“He searched the state for a place to plant Grenache and Syrah, to make the finest expression of Rhône-style wine in America,” said Steve McIntyre, a partner in Ventana Vineyards and owner of vineyard management company Monterey Pacific. He currently manages 7,600 acres of grapes for various owners. “Phelps tasted some Grenache from across the street and knew he found the place.”
McIntyre helped plan the Le Mistral Vineyard, has managed it since its inception, and continues to oversee the meticulous operation where all vines are maintained by hand. Ventana’s winemaker, Reggie Hammond, is consulting with Phelps winemakers during a transitional phase to ensure the wine’s integrity.
“I have a lot of respect for [Phelps winemakers] Damen and Ashley. We have similar taste in wine,” Hammond said. “I envision getting a little more Grenache in it. They did a great job of managing tannins, considering the Syrahs here can be tannic. I’m big on tannin management and strive for elegance.”
Hammond has also added Meyrieux barrels to Phelps’ Ermitage barrels (white oak), which should add softness and more finesse to the wine. The limited production amounts to 4,000 cases each year.
With nine wines sampled, it was a wine lover’s night to remember. Five Ventana Vineyards wines accompanied the five-course dinner, plus the grapes of honor: the 2006 and 2007 Le Mistral vintages, and the 2008 barrel sample. McIntyre’s L’Homme Qui Ris, a champagne-style sparkling wine, was also a well-crafted delight.

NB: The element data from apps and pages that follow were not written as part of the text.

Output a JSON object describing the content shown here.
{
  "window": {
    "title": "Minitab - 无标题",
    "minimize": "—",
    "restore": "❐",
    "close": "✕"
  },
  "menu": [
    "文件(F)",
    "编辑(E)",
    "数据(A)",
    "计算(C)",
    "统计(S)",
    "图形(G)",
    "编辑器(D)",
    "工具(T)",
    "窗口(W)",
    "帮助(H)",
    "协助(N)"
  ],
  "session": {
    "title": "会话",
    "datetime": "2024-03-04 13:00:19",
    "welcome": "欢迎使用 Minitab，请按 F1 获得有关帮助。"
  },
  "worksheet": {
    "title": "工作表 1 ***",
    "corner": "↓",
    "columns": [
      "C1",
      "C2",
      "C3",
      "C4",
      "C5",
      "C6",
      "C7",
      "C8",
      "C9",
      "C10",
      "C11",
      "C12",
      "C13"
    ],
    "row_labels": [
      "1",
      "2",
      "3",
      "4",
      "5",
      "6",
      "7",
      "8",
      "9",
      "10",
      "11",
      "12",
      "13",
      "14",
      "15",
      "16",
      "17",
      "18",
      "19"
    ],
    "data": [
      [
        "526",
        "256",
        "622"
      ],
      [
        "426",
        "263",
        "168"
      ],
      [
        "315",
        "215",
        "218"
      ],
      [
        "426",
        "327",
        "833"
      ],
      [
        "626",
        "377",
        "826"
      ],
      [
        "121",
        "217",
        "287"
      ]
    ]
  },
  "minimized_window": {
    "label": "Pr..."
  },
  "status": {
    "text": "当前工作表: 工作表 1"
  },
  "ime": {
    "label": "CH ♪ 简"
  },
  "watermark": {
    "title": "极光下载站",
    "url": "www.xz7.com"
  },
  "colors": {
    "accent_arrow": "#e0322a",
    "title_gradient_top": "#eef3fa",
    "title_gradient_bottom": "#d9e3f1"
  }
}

The caterer, Outstanding in the Field, hails from Santa Cruz, but its staff executes meals nationwide, traveling by tour bus. They serve primarily outdoors on farms and beaches, in gardens and greenhouses. These visionaries source locally and forgo efficiency to find small local growers and specialty producers who fit with their mission of enlightening diners about their community’s foods.
It’s a beautiful thing to break bread with the guy who grew the elephant garlic, the couple who made the olive oil, and the man who killed the wild sow with just a knife – in keeping with the sustainability protocol at Le Mistral Vineyard, both firearms and wild animals are forbidden. This brash little piggy dug past the hog wire, only to be cornered by five dogs and a gentle farmer hell-bent on protecting his crop. Food doesn’t get more local than that.
The medium to full-bodied 2006 Le Mistral comes with notable accolades topped by 92 points from Wine Spectator. This deep-colored wine, complex in both aroma and flavor, features concentrated flavors of fruit and earth, and a bit of pepper, herb and spice held together by fine tannins and a long finish. The 2007 is more rustic, as expected for a wine one year younger, yet was unanimously preferred among those seated near me. Both cost $45, or $36 for wine club members. The 2007 is available for members now and for general release in late winter. Recommended pairing: a dark, pink sunset.
On the bus ride home, the transformation was remarkable. Gone were the polite guests of our departure. The party roiled on, with joking and storytelling, laughter and wine. Your chance will come if you are patient – next year.
VENTANA VINEYARDS TASTING ROOM (above Tarpy’s), 2999 Highway 68, Monterey • Tastings daily 11am to 5pm (6pm in summer) • 372-7415.
Ventana Vineyards, 38740 Los Coches Road, Soledad • 11am to 5pm weekends • 678-2900.